“Usually towns thank us,” Groffman said. “The roads will be new and better than they are now.”

The project would create 200 construction jobs in the building phase, which would take 8 or 9 months, and efforts would be made to use local labor and materials. It would also create 8 to 10 permanent jobs.

Much remains to be determined on figuring out exactly where the potential turbine sites would be, and there will be a lengthy review and approval process, officials said.

Catlin town officials have enacted a six-month moratorium on wind farms in order to craft regulations, said planning board chair Jim Plate. They’ve already been in contact with officials from Cohocton in Steuben County, where a wind farm was built by another company.

NextEra officials were peppered with questions from both the planning board and landowners after Thursday’s presentation, including how the turbines affected property values and the noise they might generate in quiet rural areas.

There were concerns about the clearing of forests for turbines and related infrastructure such as collection lines and access roads.

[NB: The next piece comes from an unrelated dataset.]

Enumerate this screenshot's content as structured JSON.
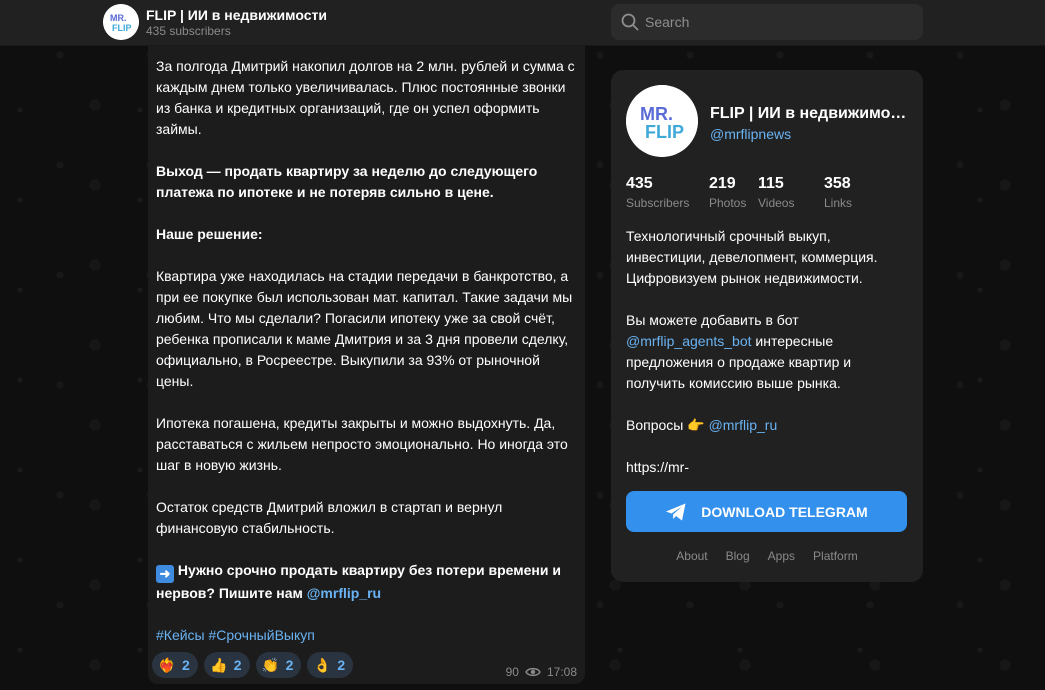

There were also concerns about the turbines’ possible impact on birds and bats, as well as “shadow flicker,” a strobe-like effect created by the turbines which studies have linked to health issues.

Studies on all those issues will be presented as part of the environmental review process, NextEra officials said.

Others asked if a wind turbine would prevent landowners from also having a natural gas well on their property, and company officials said it wouldn’t.

Source:  By Derrick Ek, Corning Leader, www.the-leader.com 23 February 2012

This article is the work of the source indicated. Any opinions expressed in it are not necessarily those of National Wind Watch.

The copyright of this article resides with the author or publisher indicated. As part of its noncommercial effort to present the environmental, social, scientific, and economic issues of large-scale wind power development to a global audience seeking such information, National Wind Watch endeavors to observe “fair use” as provided for in section 107 of U.S. Copyright Law and similar “fair dealing” provisions of the copyright laws of other nations. Send requests to excerpt, general inquiries, and comments via e-mail.

Wind Watch relies entirely
on User Funding
Donate $5 PayPal Donate


News Watch Home

Get the Facts Follow Wind Watch on Twitter

Wind Watch on Facebook


© National Wind Watch, Inc.
Use of copyrighted material adheres to Fair Use.
"Wind Watch" is a registered trademark.